Picture a shopper pushing a cart down a supermarket aisle. Like everybody else, she grabs different items from the shelves: a can of soup, a jar of peanuts, a few ears of fresh corn, a gallon of milk. Unlike everybody else, however, this particular shopper is wearing a blindfold. Although she’s blithely filling her cart, she doesn’t really know what she’s putting in it. And here’s the surprise ending: that shopper is you.

Which letter would you keep reading? Genetic engineering is both topical and controversial, and you don’t have to stretch to make it personal, but the first version diffuses all of the issue’s heat with abstract language. Version #2, on the other hand, is written to engage the reader’s imagination from word one.

So take another look at that press release you’re about to send — does it say you’re working to help bus and train riders, or are you still calling them “the transit dependent”? And that upcoming report on your worthy efforts to remove dams and return a river to its natural state: will anybody care that you have “produced a waterway that emulates the natural hydrograph”? When you turn every day stuff into multisyllabic jargon, you only build a wall between your audience and your message, and your message is too important to be shut out. Keep it simple. Say what you mean. Remember those four folks in the bar.

Solution to Game 1: the “Male with a beer” and the “17-yr. old Male.”



 free-range follow-up

From the “Messages are Everywhere” File
Is That a Story in Your Pocket.?

Since issue #1 of this newsletter, I’ve reiterated the point “everything you do carries your message,” and another striking example may be jingling in your pocket as you read this. Under the inspired direction of Philip Diehl, the U.S. Mint recently produced a new gold dollar coin bearing the image of Sacagawea, the Shoshone woman who guided Lewis and Clark in their historic expedition across America.

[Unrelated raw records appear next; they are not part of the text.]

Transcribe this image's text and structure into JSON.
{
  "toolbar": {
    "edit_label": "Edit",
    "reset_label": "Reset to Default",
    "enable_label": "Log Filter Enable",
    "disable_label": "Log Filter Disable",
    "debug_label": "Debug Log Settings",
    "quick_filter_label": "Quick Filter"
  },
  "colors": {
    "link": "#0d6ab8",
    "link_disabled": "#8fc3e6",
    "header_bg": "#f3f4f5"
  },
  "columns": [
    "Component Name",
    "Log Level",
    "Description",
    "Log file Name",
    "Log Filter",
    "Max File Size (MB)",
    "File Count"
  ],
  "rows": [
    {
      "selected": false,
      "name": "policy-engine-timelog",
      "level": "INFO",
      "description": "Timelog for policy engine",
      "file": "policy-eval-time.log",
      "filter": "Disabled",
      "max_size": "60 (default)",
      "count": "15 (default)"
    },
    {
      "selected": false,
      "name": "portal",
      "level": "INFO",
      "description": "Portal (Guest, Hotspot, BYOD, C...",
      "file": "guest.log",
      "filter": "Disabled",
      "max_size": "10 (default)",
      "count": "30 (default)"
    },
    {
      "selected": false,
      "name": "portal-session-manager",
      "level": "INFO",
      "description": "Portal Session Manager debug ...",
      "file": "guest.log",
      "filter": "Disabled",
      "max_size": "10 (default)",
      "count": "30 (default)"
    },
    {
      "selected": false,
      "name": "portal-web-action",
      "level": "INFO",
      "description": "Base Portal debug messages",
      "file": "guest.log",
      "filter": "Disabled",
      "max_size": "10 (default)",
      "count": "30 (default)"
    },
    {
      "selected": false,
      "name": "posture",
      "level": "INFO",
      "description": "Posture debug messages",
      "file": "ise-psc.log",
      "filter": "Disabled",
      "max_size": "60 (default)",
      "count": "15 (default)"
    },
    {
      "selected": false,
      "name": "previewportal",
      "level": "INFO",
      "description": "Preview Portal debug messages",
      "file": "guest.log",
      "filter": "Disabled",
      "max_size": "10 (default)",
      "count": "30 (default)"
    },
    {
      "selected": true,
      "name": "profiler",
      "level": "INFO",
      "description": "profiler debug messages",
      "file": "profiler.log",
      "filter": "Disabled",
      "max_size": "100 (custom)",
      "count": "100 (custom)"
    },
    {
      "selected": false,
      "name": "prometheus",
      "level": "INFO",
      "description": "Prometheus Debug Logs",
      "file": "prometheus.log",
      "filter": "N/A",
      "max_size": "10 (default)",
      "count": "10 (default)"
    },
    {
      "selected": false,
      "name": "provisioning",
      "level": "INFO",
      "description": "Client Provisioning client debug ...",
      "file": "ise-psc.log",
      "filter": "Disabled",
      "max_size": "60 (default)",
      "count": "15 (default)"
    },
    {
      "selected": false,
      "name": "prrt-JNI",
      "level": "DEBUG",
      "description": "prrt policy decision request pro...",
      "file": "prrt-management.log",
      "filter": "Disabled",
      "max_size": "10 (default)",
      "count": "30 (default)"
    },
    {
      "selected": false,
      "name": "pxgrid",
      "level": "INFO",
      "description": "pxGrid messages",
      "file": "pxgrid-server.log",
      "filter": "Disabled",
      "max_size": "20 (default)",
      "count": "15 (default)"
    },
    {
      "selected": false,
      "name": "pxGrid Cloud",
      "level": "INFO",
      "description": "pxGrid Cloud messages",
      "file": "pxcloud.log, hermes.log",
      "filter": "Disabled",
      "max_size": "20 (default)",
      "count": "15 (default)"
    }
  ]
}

The reason the mint chose a Native American woman for the new dollar – as opposed to yet another dead president – is largely due to Diehl’s belief that a nation’s coins can make two kinds of change. “The inclusion of our storytelling and values, of the culture of the country” are part of a coin’s purpose, said Diehl in a recent New York Times interview. And now, from a government position that was touted as “passive” and “bureaucratic,” Diehl is changing the way we think about important people from America’s past.